* [PROBLEM STATEMENT] Where in the material does the word "favicon" appear? Copy each line that has it.
################
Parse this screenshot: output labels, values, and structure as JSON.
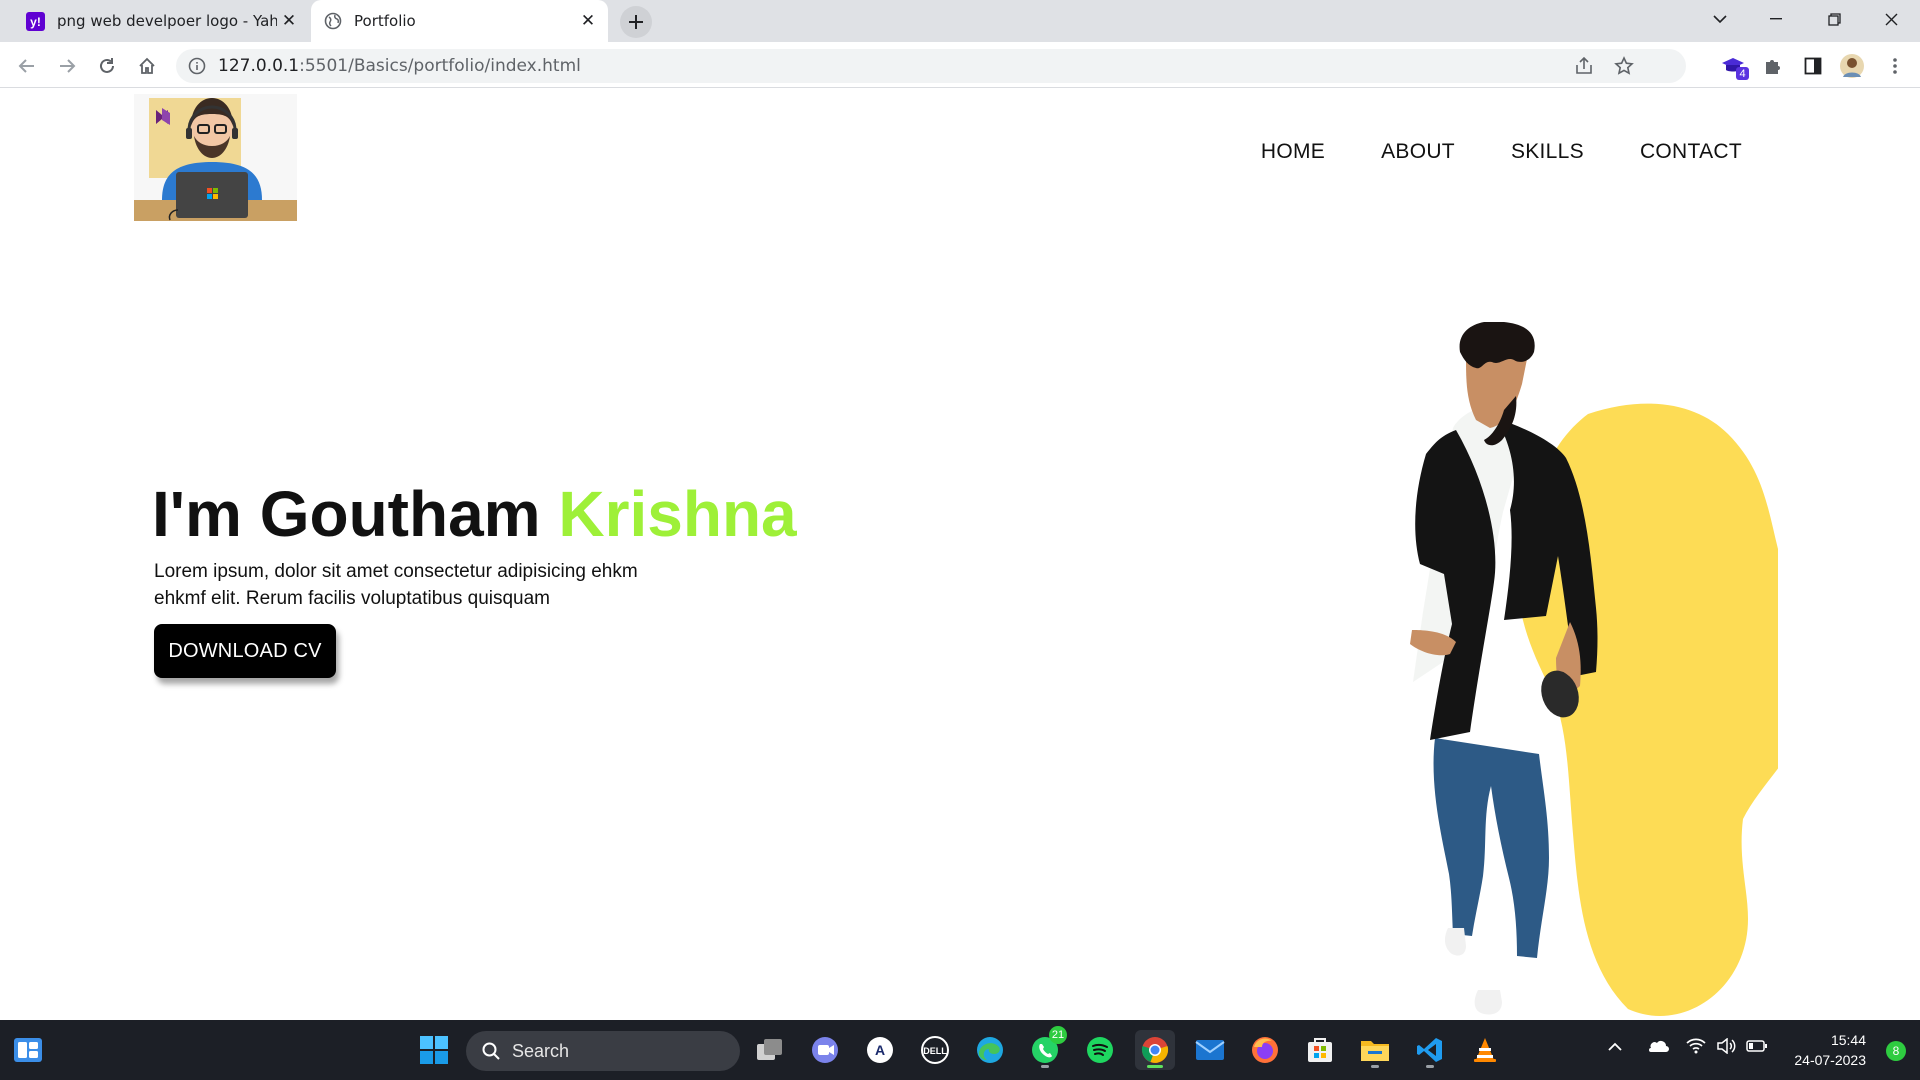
{
  "browser": {
    "tabs": [
      {
        "title": "png web develpoer logo - Yahoo",
        "favicon": "yahoo-icon",
        "active": false
      },
      {
        "title": "Portfolio",
        "favicon": "globe-icon",
        "active": true
      }
    ],
    "url_host": "127.0.0.1",
    "url_rest": ":5501/Basics/portfolio/index.html",
    "extension_badge": "4"
  },
  "page": {
    "nav": [
      {
        "label": "HOME"
      },
      {
        "label": "ABOUT"
      },
      {
        "label": "SKILLS"
      },
      {
        "label": "CONTACT"
      }
    ],
    "hero": {
      "title_prefix": "I'm Goutham ",
      "title_accent": "Krishna",
      "text": "Lorem ipsum, dolor sit amet consectetur adipisicing ehkm ehkmf elit. Rerum facilis voluptatibus quisquam",
      "button": "DOWNLOAD CV"
    },
    "colors": {
      "accent": "#9ef038",
      "blob": "#fddc55",
      "button": "#000000"
    }
  },
  "taskbar": {
    "search_label": "Search",
    "whatsapp_badge": "21",
    "time": "15:44",
    "date": "24-07-2023",
    "notification_count": "8"
  }
}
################
* [SOLUTION BELOW]
        "favicon": "yahoo-icon",
        "favicon": "globe-icon",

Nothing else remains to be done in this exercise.